** Data shown **

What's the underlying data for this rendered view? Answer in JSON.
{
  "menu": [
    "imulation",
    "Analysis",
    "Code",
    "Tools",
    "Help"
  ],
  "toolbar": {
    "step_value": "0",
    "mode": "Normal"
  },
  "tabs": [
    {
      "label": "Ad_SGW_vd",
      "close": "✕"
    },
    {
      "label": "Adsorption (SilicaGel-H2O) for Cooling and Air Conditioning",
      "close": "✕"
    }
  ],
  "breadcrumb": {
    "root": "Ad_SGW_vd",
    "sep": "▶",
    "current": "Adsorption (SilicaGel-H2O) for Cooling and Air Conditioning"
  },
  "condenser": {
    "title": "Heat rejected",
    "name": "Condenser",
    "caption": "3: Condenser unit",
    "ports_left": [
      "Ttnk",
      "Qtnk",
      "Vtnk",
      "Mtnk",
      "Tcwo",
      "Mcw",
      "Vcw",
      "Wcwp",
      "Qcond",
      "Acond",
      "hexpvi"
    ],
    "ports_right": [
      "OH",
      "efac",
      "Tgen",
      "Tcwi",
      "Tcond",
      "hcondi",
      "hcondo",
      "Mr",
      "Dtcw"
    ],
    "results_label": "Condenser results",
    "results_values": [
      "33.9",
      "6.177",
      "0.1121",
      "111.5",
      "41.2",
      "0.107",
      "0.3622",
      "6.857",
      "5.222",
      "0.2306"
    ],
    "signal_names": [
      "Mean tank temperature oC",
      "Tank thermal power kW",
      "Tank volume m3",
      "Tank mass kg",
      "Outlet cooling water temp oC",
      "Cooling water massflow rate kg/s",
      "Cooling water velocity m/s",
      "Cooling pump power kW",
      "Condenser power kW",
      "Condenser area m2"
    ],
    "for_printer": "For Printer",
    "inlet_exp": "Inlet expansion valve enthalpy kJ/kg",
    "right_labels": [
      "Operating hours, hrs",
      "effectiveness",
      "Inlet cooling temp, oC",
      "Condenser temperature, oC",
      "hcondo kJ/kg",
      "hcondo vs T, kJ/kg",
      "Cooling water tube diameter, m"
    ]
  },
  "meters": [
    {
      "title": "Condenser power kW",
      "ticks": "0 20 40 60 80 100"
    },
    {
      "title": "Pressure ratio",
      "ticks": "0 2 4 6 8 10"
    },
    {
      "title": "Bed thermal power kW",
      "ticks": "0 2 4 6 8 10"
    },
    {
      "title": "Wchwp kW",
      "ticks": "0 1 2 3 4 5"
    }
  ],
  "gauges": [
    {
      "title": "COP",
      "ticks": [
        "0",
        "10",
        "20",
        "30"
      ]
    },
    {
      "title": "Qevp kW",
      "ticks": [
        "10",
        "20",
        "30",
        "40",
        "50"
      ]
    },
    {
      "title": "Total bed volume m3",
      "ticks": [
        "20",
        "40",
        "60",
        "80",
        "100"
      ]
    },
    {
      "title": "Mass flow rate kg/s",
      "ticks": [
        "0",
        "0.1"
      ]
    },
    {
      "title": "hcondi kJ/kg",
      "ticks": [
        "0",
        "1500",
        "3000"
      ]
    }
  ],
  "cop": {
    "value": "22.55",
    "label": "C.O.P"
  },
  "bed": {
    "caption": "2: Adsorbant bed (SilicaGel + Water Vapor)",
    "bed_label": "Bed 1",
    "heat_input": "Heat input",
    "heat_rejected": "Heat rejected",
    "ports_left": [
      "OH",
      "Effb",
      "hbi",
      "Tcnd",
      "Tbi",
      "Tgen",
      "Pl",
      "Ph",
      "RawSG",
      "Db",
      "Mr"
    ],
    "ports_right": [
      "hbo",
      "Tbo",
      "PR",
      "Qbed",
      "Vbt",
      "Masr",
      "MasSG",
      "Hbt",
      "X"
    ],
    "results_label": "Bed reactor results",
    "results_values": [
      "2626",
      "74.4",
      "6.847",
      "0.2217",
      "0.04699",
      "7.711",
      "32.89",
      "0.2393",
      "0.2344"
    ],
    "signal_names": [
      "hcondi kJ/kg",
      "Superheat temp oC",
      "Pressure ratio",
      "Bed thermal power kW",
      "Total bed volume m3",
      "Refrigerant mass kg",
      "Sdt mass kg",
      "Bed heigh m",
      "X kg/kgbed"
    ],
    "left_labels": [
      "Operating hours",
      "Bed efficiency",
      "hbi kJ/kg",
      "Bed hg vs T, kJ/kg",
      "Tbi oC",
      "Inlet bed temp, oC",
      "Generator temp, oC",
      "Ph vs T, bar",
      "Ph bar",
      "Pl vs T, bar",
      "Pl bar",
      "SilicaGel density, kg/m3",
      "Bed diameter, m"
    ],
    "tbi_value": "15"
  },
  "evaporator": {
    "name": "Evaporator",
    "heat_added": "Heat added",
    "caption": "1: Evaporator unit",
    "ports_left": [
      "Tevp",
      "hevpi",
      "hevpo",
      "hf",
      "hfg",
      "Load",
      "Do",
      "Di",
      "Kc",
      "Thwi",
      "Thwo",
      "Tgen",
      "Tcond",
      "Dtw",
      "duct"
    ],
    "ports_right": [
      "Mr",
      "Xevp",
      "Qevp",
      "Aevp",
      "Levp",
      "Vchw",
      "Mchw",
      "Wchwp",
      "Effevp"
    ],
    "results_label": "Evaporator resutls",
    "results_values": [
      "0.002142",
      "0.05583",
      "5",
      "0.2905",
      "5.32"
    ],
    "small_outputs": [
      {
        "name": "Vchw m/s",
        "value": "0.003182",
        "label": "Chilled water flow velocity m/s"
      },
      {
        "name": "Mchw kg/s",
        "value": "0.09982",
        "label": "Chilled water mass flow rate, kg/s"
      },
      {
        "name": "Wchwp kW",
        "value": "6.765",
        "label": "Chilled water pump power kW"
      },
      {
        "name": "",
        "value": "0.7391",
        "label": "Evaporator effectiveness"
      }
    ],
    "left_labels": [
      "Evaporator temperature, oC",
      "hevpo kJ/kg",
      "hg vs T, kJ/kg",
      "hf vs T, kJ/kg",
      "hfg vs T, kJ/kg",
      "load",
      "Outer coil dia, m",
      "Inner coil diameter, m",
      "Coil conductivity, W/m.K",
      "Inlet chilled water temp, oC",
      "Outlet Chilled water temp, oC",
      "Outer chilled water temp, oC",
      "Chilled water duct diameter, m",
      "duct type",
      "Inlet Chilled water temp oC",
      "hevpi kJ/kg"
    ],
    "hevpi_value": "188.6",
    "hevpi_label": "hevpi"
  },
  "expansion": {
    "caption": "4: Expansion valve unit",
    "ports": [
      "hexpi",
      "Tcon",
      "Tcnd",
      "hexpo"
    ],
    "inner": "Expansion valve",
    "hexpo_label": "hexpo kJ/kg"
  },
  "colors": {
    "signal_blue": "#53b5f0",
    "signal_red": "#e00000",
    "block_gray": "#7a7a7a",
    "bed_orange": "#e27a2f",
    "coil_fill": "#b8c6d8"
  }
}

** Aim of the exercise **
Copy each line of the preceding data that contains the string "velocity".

** Reply **
      "Cooling water velocity m/s",
        "label": "Chilled water flow velocity m/s"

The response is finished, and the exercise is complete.